Minerva Bull aes grave Asses are not common. I found only 3 in sales for the last 20 years on acsearch. Crawford lists lists three symbols above the bull on this coin in Roman Republican Coinage: #37/1a, b, c = L, I, Caduceus. Aes Grave by E. J. Haeberlin has 23 examples of which 2 are fragments.

Seller's (Numismatic Studio Tintinna of Campani Massimo) pics.

My pics plus some colorful knitting by my wife.

Pics of the coin from Garrucci.

Pics of the coin from Haeberlin. 

Roman Republic
Aes Grave fragment of an As from the Miverva Bull series 225 BC, mint uncertain
Obv – Head of Minerva, facing, wearing helmet with three crests, hair cascading to shoulders
Rev – Bull standing to right (only parts of the back two legs are showing); In Ex RO[MA]; this fragment does not show the marks above the bull: L, I or a caduceus.
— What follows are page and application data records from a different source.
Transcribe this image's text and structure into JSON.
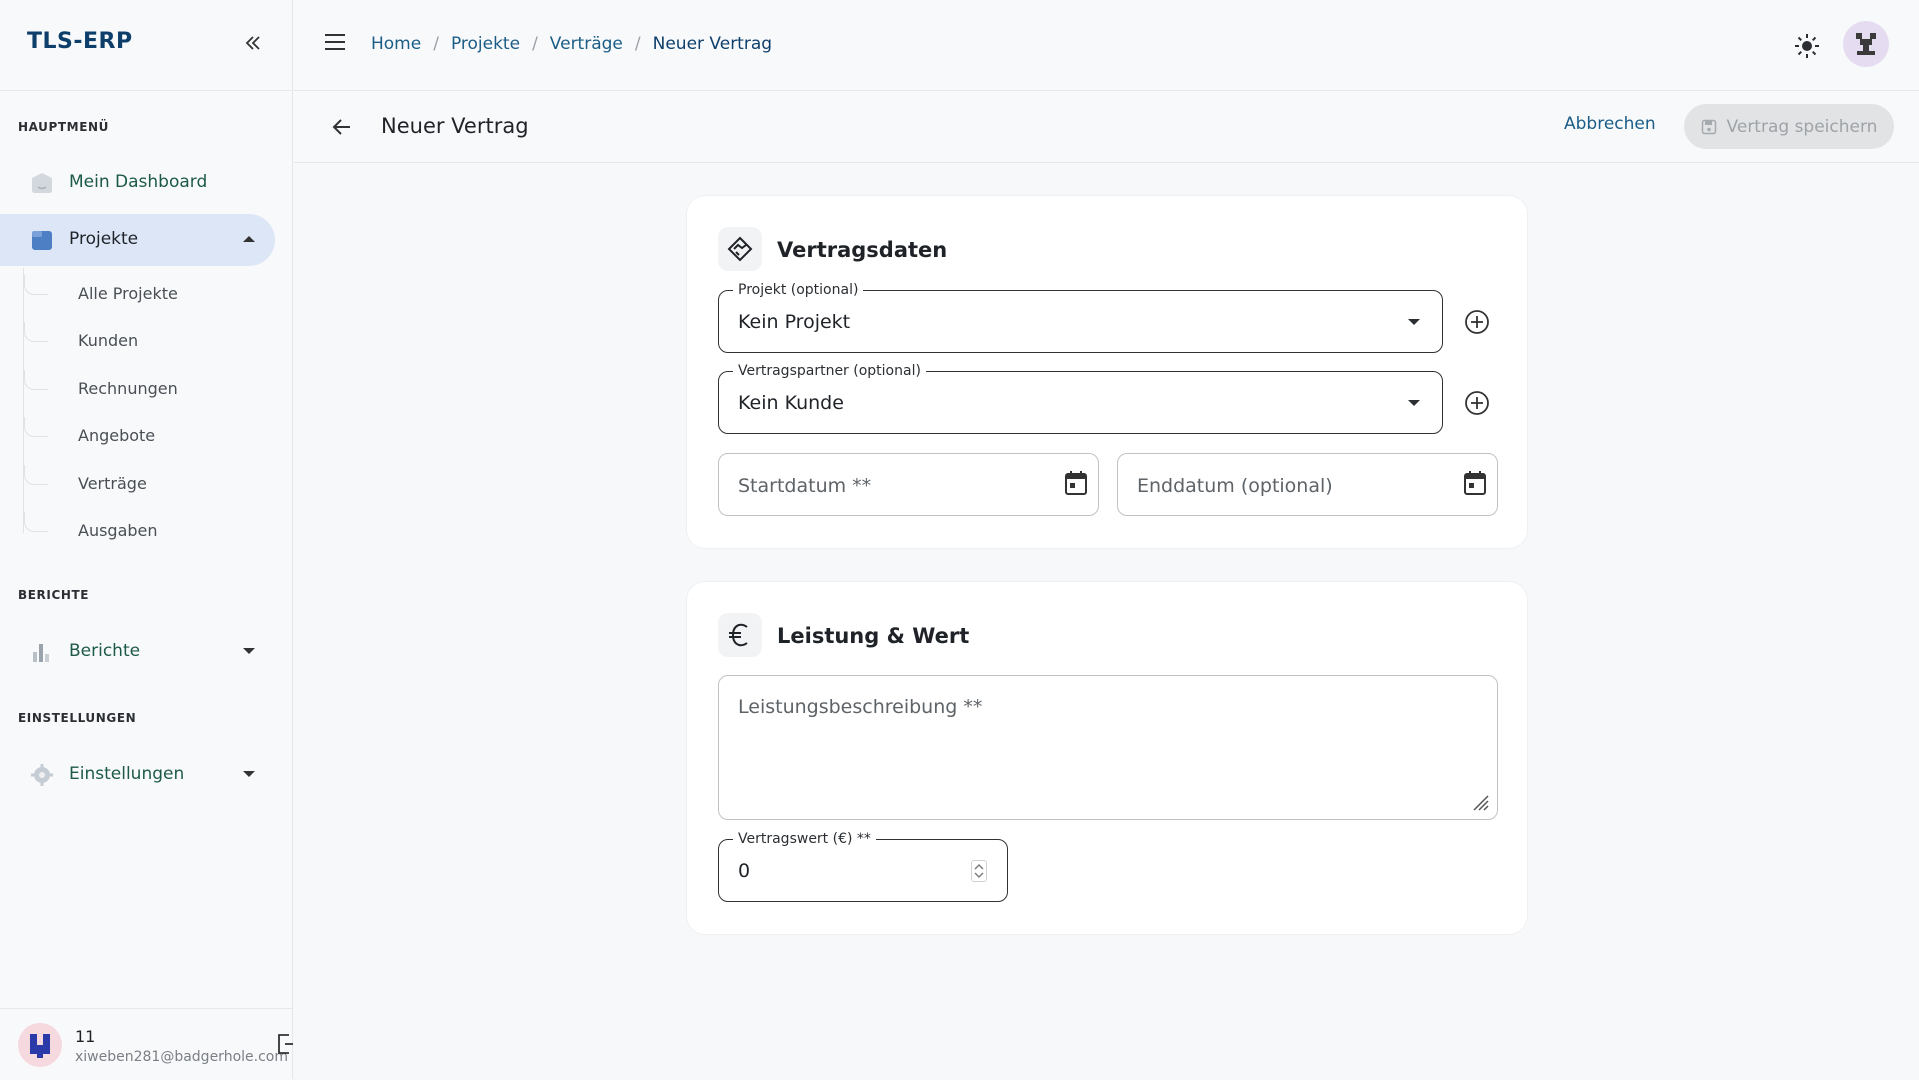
{
  "app": {
    "brand": "TLS-ERP"
  },
  "sidebar": {
    "sections": {
      "main": "HAUPTMENÜ",
      "reports": "BERICHTE",
      "settings": "EINSTELLUNGEN"
    },
    "items": [
      {
        "label": "Mein Dashboard",
        "icon": "dashboard-icon"
      },
      {
        "label": "Projekte",
        "icon": "folder-icon",
        "active": true,
        "expanded": true
      },
      {
        "label": "Berichte",
        "icon": "bar-chart-icon"
      },
      {
        "label": "Einstellungen",
        "icon": "gear-icon"
      }
    ],
    "subitems": [
      "Alle Projekte",
      "Kunden",
      "Rechnungen",
      "Angebote",
      "Verträge",
      "Ausgaben"
    ],
    "user": {
      "name": "11",
      "email": "xiweben281@badgerhole.com"
    }
  },
  "topbar": {
    "breadcrumbs": [
      "Home",
      "Projekte",
      "Verträge",
      "Neuer Vertrag"
    ]
  },
  "page": {
    "title": "Neuer Vertrag",
    "cancel_label": "Abbrechen",
    "save_label": "Vertrag speichern"
  },
  "card1": {
    "title": "Vertragsdaten",
    "project": {
      "label": "Projekt (optional)",
      "value": "Kein Projekt"
    },
    "partner": {
      "label": "Vertragspartner (optional)",
      "value": "Kein Kunde"
    },
    "start_placeholder": "Startdatum **",
    "end_placeholder": "Enddatum (optional)"
  },
  "card2": {
    "title": "Leistung & Wert",
    "description_placeholder": "Leistungsbeschreibung **",
    "value": {
      "label": "Vertragswert (€) **",
      "value": "0"
    }
  },
  "colors": {
    "brand": "#0e3f6b",
    "link": "#1b5d86",
    "active_nav_bg": "#dce6f7",
    "nav_text": "#1c5a45"
  }
}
Grueber and earlier authors are not sure if the L stands for a town (Luceria) or one pound (Libra).   
37.1 X 29.2 X 10.2 mm
43.22 grams
BB +, Light Brown / Green patina
Crawford 37/1a, b or c Crawford lists three symbols above the bull.
Grueber Italy AG 1 or 2
Sydenham RRC – 138 & 139
Sydenham AG – 34 & 35
Haberline – pg 141 – 143, 23 examples including 2 fragments; plates 55 – 56
Garrucci - pg 17; plate XXXII # 4 & 5
Vecci ICC – 72 or 73
T&V – 43 or 43a
HNI – 331

rrd data
Hab data
Weight - max
Weight - min
Weight - avg
Weight - st dev
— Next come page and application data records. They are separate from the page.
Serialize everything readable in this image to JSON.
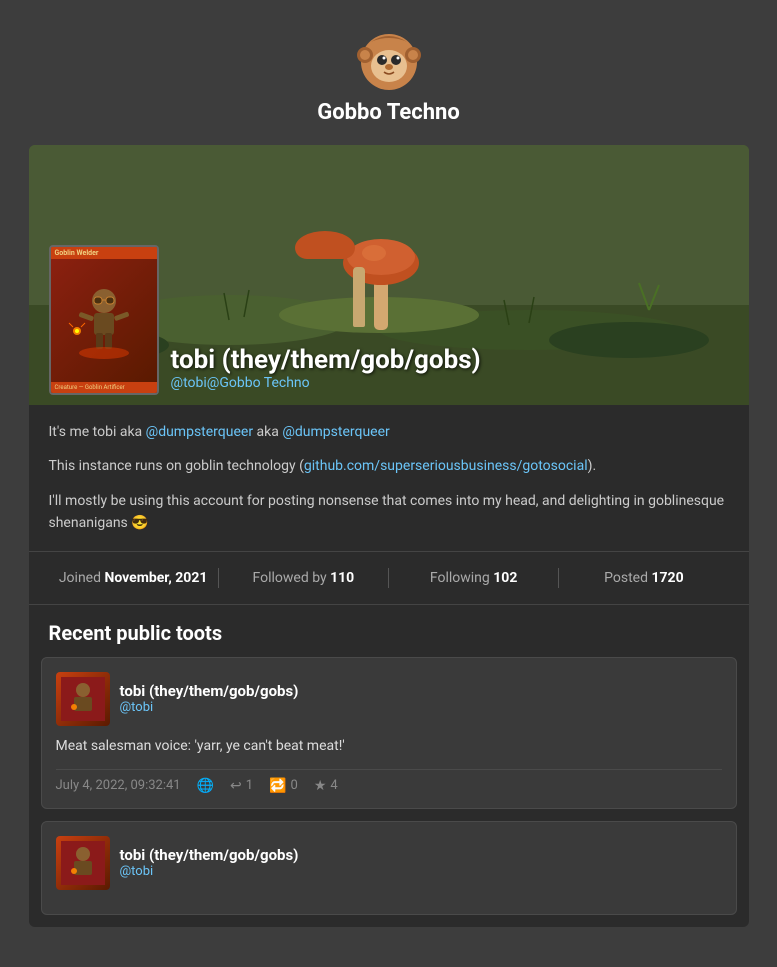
{
  "app": {
    "title": "Gobbo Techno"
  },
  "profile": {
    "display_name": "tobi (they/them/gob/gobs)",
    "handle": "@tobi@Gobbo Techno",
    "bio_lines": [
      "It's me tobi aka @dumpsterqueer aka @dumpsterqueer",
      "This instance runs on goblin technology (github.com/superseriousbusiness/gotosocial).",
      "I'll mostly be using this account for posting nonsense that comes into my head, and delighting in goblinesque shenanigans 😎"
    ],
    "joined_label": "Joined",
    "joined_date": "November, 2021",
    "followed_by_label": "Followed by",
    "followed_by_count": "110",
    "following_label": "Following",
    "following_count": "102",
    "posted_label": "Posted",
    "posted_count": "1720"
  },
  "recent_toots": {
    "section_title": "Recent public toots",
    "items": [
      {
        "author_name": "tobi (they/them/gob/gobs)",
        "author_handle": "@tobi",
        "content": "Meat salesman voice: 'yarr, ye can't beat meat!'",
        "timestamp": "July 4, 2022, 09:32:41",
        "replies": "1",
        "boosts": "0",
        "favorites": "4"
      },
      {
        "author_name": "tobi (they/them/gob/gobs)",
        "author_handle": "@tobi",
        "content": "",
        "timestamp": "",
        "replies": "",
        "boosts": "",
        "favorites": ""
      }
    ]
  },
  "icons": {
    "globe": "🌐",
    "reply": "↩",
    "boost": "🔁",
    "favorite": "★"
  }
}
Diameter - max

Diameter - min

Diameter - max

Diameter - min

Diameter - avg

Flan flaws
broken flan
light greenish brown
broken flan

Saturday, June 13, 2020

Two Ounce Bronze Barrel Weight - is the inscription V or C

A recent purchase is a 2 ounce bronze weight with an inscription. The inscription is either V or C. I suspect the weight had other inscriptions, but environmental damage, over cleaning and a layer of laquer added after cleaning keeps me from seeing other letters.

Roman two ounce bronze commercial weight with some of the original silver inlay. The size is correct for a 2 ounce weight (52.0 g; 22.9 X 17.1 mm). I can see what looks like a V. The rest of the inscription, if there was one, is missing. Based on the weights shown below, I would expect a legend that includes 2 to 4 of the letters: VNCIA (VN, VNCI, etc.) and a Roman number 2 – II.

The seller calls the inscription a C. Bruno Kisch in Scales and Weights, describes weights from the Temple of Castor in Rome. The temple housed sets of standard weights. They had inscriptions: CASTO, CAST, CAS, CA, etc. The letter on my weight could be a C, but it looks more like a V to me.

The pictures below were taken with different cameras and light sources in an attempt to see an inscription. I could not see any more in hand with a loop. 
Computer microscope

Nikon P900 camera 

Seller’s pic
Pictures of I, II, III and IV VNCIA weights are below.

2 VN weight from Brit Museum

3 VNCI weight, rrd collection

6 VNCIA weight, rrd collection

Two 2 ounce weights from CNG

Two 1 ounce weights from rrd collection

Five 2 ounce weights from rrd collection.